The definition of etymology is basically the study of the origins and meanings of words. There are classifications like “folk etymology” which makes an attempt at changing the unfamiliar words to better known by really changing the form rather than the meaning. One example is the word female. Originally it was femella (Latin - femine- woman), but the English spelling came about because the people figured it had to come from male! Thus female was born. Anyways, etymology is an interesting study.

Back in the 15th century the word originated as a noun meaning "edge, rim," mid-15c., from M.Fr. verge "rod or wand of office," hence "scope, territory dominated," from L. virga "shoot, rod stick," of unknown origin. Earliest attested sense in English is now-obsolete meaning "male member, penis" (c.1400).” This last bit is particularly peculiar because of the meanings attributed to the word as it has evolved in language.

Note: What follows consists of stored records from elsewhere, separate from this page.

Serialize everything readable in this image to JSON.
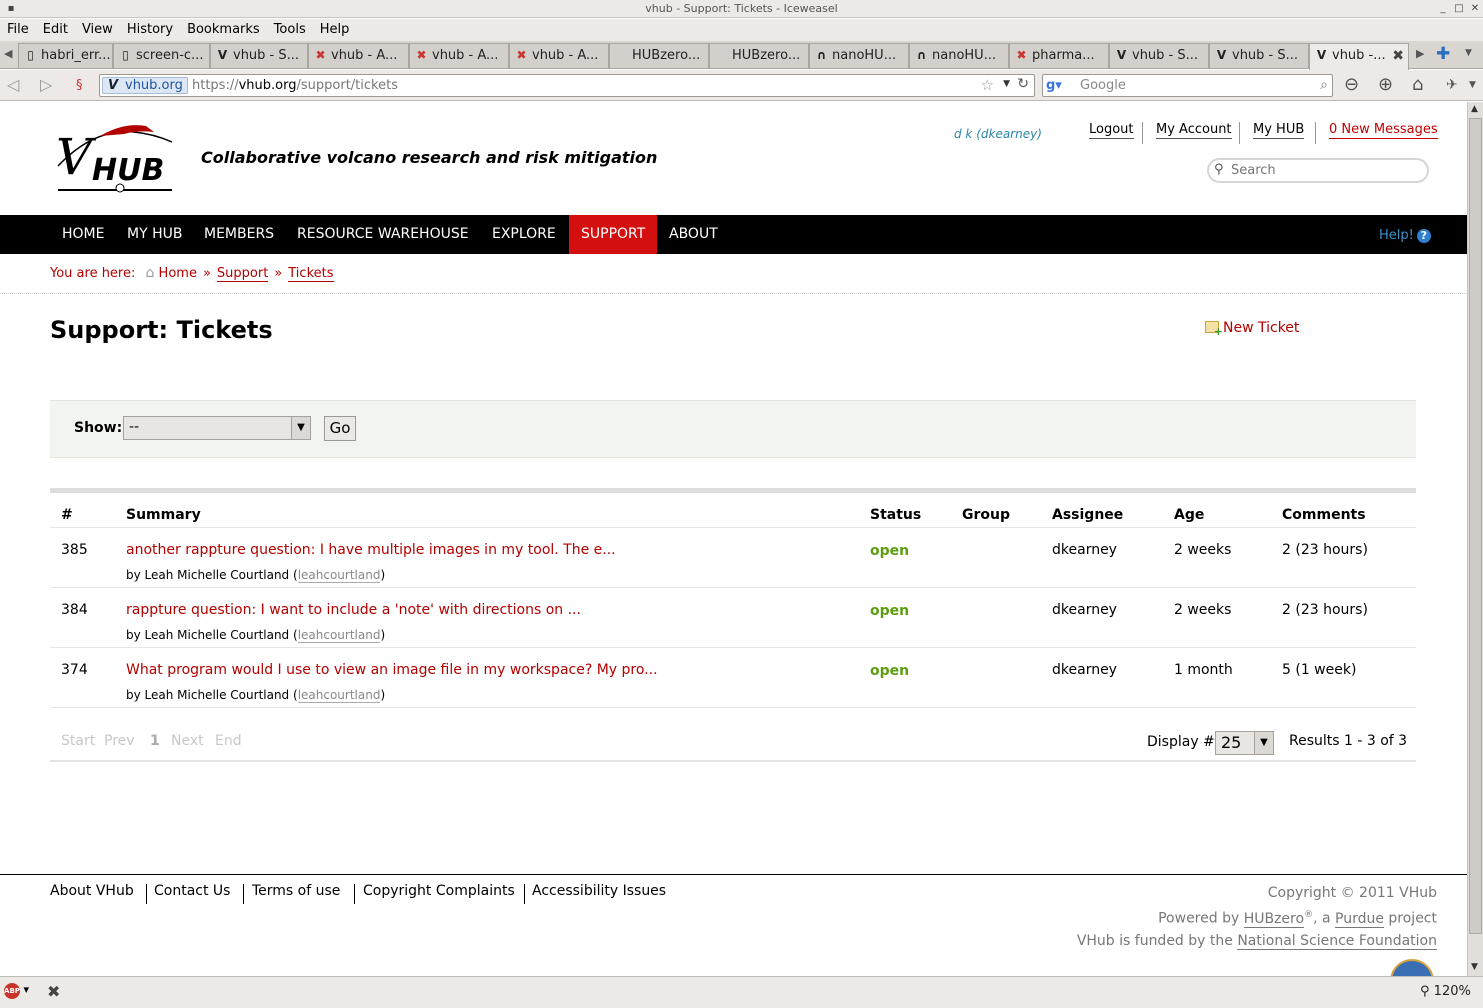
{
  "window": {
    "title": "vhub - Support: Tickets - Iceweasel"
  },
  "menu": [
    "File",
    "Edit",
    "View",
    "History",
    "Bookmarks",
    "Tools",
    "Help"
  ],
  "tabs": [
    {
      "label": "habri_err...",
      "icon": "document-icon"
    },
    {
      "label": "screen-c...",
      "icon": "document-icon"
    },
    {
      "label": "vhub - S...",
      "icon": "vhub-icon"
    },
    {
      "label": "vhub - A...",
      "icon": "hubzero-icon"
    },
    {
      "label": "vhub - A...",
      "icon": "hubzero-icon"
    },
    {
      "label": "vhub - A...",
      "icon": "hubzero-icon"
    },
    {
      "label": "HUBzero...",
      "icon": "none"
    },
    {
      "label": "HUBzero...",
      "icon": "none"
    },
    {
      "label": "nanoHU...",
      "icon": "nanohub-icon"
    },
    {
      "label": "nanoHU...",
      "icon": "nanohub-icon"
    },
    {
      "label": "pharma...",
      "icon": "hubzero-icon"
    },
    {
      "label": "vhub - S...",
      "icon": "vhub-icon"
    },
    {
      "label": "vhub - S...",
      "icon": "vhub-icon"
    },
    {
      "label": "vhub -...",
      "icon": "vhub-icon",
      "active": true
    }
  ],
  "nav": {
    "site_badge": "vhub.org",
    "url_scheme": "https://",
    "url_host": "vhub.org",
    "url_path": "/support/tickets",
    "search_placeholder": "Google",
    "zoom": "120%"
  },
  "site": {
    "tagline": "Collaborative volcano research and risk mitigation",
    "user": "d k (dkearney)",
    "toplinks": {
      "logout": "Logout",
      "account": "My Account",
      "myhub": "My HUB",
      "messages": "0 New Messages"
    },
    "search_placeholder": "Search",
    "mainnav": [
      "HOME",
      "MY HUB",
      "MEMBERS",
      "RESOURCE WAREHOUSE",
      "EXPLORE",
      "SUPPORT",
      "ABOUT"
    ],
    "mainnav_active": "SUPPORT",
    "help": "Help!"
  },
  "breadcrumb": {
    "label": "You are here:",
    "items": [
      "Home",
      "Support",
      "Tickets"
    ]
  },
  "page": {
    "title": "Support: Tickets",
    "new_ticket": "New Ticket"
  },
  "filter": {
    "label": "Show:",
    "selected": "--",
    "go": "Go"
  },
  "table": {
    "headers": [
      "#",
      "Summary",
      "Status",
      "Group",
      "Assignee",
      "Age",
      "Comments"
    ],
    "rows": [
      {
        "num": "385",
        "summary": "another rappture question: I have multiple images in my tool. The e...",
        "by": "by Leah Michelle Courtland",
        "username": "leahcourtland",
        "status": "open",
        "group": "",
        "assignee": "dkearney",
        "age": "2 weeks",
        "comments": "2 (23 hours)"
      },
      {
        "num": "384",
        "summary": "rappture question: I want to include a 'note' with directions on ...",
        "by": "by Leah Michelle Courtland",
        "username": "leahcourtland",
        "status": "open",
        "group": "",
        "assignee": "dkearney",
        "age": "2 weeks",
        "comments": "2 (23 hours)"
      },
      {
        "num": "374",
        "summary": "What program would I use to view an image file in my workspace? My pro...",
        "by": "by Leah Michelle Courtland",
        "username": "leahcourtland",
        "status": "open",
        "group": "",
        "assignee": "dkearney",
        "age": "1 month",
        "comments": "5 (1 week)"
      }
    ]
  },
  "pager": {
    "start": "Start",
    "prev": "Prev",
    "current": "1",
    "next": "Next",
    "end": "End",
    "display_label": "Display #",
    "display_value": "25",
    "results": "Results 1 - 3 of 3"
  },
  "footer": {
    "links": [
      "About VHub",
      "Contact Us",
      "Terms of use",
      "Copyright Complaints",
      "Accessibility Issues"
    ],
    "copyright": "Copyright © 2011 VHub",
    "powered_pre": "Powered by ",
    "powered_hub": "HUBzero",
    "powered_reg": "®",
    "powered_mid": ", a ",
    "powered_purdue": "Purdue",
    "powered_post": " project",
    "funded_pre": "VHub is funded by the ",
    "funded_nsf": "National Science Foundation"
  },
  "colors": {
    "accent_red": "#b30000",
    "nav_active": "#d40f0f",
    "status_open": "#5d9e10"
  }
}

“Modern sense is from the notion of within the verge (c.1500, also as Anglo-Fr. dedeinz la verge), i.e. "subject to the Lord High Steward's authority" (as symbolized by the rod of office), originally a 12-mile radius round the king's court. Sense shifted to "the outermost edge of an expanse or area." Meaning "point at which something happens" (as in on the verge of) is first attested c.1600.”  The usage for the point at which something happens is common now in titles of entertainment like “Women on the Verge of a Nervous Breakdown” (film and musical), or “Animals on the Verge of Extinction.”

The term is actually from French background. I looked up the Latin base which is ver meaning true. One word with this base is verisimilitude which means probable or having the appearance of truth. That could be tied in with the origins because around 1787 the word verge was meant to mean contiguous, to be on the verge or on the border. So, a true direction of sorts seems to be the evolution so far.

In the 17th century verge as a verb (vergere) translated as to bend, incline or turn. So it still had some inclination toward the original noun relating to an area, outermost edge, on the border. Three other words from verge pop up in the etymology, vergence, diverge and converge. The best I could find for the meaning of vergence is the turning of both eyes (at the same time) in opposite directions for a single binocular sight. Or vergence has a geological translation as a direction (up dip) in a fold, etc. Diverge means to bend or turn apart, to go in different directions. Converge means to incline together.

Verge List of Use in Quotes:

  • Faith consists in being vitally concerned with that ultimate reality to which I give the symbolical name of God. Whoever reflects earnestly on the meaning of life is on the verge of an act of faith. Paul Tillich.
  • Here, on the river's verge, I could be busy for months without changing my place, simply leaning a little more to right or left. Paul Cezanne.
  • All societies on the verge of death are masculine. A society can survive with only one man; no society will survive a shortage of women. Germaine Greer.
  • Between two worlds life hovers like a star, twixt night and morn, upon the horizon's verge. Lord Byron.



Now the next time you may be feeling on the verge of, it won’t be the eve of destruction.